Pat Staunton was next to take to the podium, where he spoke of a great fondness for the guest speaker. He talked of his great ability while commentating, to introduce his cúpla focal into his broadcasts in such a natural manner, a skill for which many across the country hold great admiration. Following the same example, he then addressed his guests as Gaeilge, where he spoke about the importance of the Irish language and the duty we have in keeping it alive: “Tá sí mar chuid dár n-oidhreacht agus mar chuid dár gcultúr.” He finished by quoting his mother on one of her much used seanfhocail: "Tír gan teanga, tír gan anam" - a country without a language is a country without a soul.
Daithí Ó Gallachóir, development officer of Gnó Mhaigh Eo, took on the role of compere for the night as he introduced the speakers to the stage. Colmán Ó Raghallaigh, the man responsible for establishing the pilot scheme in Claremorris, was next to address the crowd of approximately eighty people. With a background in teaching and being well qualified in the field of study relating to all things Gaelach, he related a historic story where a man was being prosecuted in the early 1900s for having his name printed as Gaeilge on his cart as he traded at the local market. A solicitor volunteered to defend him in court and assured him he had fought similar cases in the past, which was in fact an untruth. However, he fought his case and won, and despite it being the solicitor’s first time in court, it would not be his last, as the man in question was Pádraig Mac Piarais, PH Pearse.
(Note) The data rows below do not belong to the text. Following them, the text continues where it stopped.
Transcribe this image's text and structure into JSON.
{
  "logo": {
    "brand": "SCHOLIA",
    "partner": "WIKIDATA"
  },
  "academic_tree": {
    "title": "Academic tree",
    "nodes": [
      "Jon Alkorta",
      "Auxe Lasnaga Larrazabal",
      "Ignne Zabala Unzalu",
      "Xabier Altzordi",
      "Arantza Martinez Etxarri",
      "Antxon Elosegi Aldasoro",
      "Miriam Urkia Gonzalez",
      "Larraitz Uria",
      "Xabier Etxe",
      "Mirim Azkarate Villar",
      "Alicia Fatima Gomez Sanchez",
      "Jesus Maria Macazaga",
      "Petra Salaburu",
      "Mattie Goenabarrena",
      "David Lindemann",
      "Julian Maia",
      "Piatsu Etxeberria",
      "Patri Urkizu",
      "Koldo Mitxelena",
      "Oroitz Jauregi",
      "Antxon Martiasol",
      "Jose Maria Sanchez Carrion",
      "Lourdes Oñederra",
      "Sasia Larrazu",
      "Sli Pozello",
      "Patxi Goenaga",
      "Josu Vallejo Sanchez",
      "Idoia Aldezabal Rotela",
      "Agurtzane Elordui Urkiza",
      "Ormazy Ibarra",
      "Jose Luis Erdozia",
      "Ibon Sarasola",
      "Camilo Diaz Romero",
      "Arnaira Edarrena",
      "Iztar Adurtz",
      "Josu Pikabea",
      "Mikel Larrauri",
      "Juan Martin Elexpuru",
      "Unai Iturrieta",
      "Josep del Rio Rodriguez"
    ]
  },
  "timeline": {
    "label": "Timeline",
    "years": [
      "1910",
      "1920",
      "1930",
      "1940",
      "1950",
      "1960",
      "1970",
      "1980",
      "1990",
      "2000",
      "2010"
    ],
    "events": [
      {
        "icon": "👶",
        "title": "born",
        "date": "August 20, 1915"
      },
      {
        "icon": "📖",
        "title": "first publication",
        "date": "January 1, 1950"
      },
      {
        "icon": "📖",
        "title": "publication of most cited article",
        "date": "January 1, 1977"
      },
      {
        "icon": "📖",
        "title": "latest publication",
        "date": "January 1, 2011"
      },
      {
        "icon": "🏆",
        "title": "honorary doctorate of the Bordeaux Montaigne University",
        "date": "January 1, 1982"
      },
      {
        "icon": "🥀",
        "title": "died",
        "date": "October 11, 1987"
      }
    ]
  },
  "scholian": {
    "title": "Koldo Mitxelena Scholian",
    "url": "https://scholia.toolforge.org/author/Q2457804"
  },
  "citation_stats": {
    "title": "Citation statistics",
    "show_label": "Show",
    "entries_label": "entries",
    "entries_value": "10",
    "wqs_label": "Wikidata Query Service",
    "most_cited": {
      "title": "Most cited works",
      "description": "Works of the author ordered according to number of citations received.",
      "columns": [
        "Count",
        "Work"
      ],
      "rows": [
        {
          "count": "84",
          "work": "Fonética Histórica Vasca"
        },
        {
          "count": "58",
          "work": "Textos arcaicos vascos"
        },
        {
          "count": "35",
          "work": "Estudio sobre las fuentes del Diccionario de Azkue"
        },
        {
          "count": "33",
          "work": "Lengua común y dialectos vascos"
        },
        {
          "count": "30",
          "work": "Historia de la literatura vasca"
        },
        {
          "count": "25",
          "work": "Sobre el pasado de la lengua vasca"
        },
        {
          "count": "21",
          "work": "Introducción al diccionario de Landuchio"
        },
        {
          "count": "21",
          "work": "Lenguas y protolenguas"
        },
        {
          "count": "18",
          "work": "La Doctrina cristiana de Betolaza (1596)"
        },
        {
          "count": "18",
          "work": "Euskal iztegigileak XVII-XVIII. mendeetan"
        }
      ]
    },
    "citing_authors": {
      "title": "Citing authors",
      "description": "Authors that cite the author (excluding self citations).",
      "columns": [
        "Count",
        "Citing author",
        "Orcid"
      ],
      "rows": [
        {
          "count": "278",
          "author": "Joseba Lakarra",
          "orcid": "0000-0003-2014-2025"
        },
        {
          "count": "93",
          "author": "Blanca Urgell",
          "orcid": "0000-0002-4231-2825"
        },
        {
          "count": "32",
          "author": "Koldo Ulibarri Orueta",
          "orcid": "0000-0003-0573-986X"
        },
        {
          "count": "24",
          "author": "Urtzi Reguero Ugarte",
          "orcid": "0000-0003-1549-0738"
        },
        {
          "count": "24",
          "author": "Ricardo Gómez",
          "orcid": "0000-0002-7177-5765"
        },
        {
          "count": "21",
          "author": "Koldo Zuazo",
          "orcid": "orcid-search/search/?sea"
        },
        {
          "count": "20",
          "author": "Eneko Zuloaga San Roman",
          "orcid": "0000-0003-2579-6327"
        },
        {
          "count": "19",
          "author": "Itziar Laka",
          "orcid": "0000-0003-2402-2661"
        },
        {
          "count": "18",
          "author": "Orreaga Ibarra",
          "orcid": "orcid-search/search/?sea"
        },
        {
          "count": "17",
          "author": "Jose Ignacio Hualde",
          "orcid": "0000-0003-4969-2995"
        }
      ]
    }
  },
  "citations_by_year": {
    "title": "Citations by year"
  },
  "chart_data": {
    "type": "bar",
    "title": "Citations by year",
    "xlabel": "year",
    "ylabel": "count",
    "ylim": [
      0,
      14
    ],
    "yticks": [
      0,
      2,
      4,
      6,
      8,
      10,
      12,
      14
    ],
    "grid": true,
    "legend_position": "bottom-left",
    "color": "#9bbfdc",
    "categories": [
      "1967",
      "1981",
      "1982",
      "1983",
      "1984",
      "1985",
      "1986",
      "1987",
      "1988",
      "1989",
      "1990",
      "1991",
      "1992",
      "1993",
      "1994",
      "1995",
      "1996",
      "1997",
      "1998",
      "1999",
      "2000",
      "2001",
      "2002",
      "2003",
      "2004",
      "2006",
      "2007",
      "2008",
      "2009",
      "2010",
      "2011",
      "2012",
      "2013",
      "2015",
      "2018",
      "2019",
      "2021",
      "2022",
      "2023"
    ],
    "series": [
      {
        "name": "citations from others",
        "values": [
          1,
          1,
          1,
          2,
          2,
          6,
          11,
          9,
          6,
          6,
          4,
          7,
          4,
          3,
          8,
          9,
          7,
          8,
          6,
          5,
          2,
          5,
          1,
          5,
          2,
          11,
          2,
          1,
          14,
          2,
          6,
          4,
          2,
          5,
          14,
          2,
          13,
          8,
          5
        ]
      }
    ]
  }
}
Colmán went on to acknowledge the hard work of Gnó Mhaigh Eo and Conradh na Gaeilge in putting the scheme together and informed the audience that work had already begun on locating Irish speakers in Béal an Átha and that Cathair na Mart would be the next target.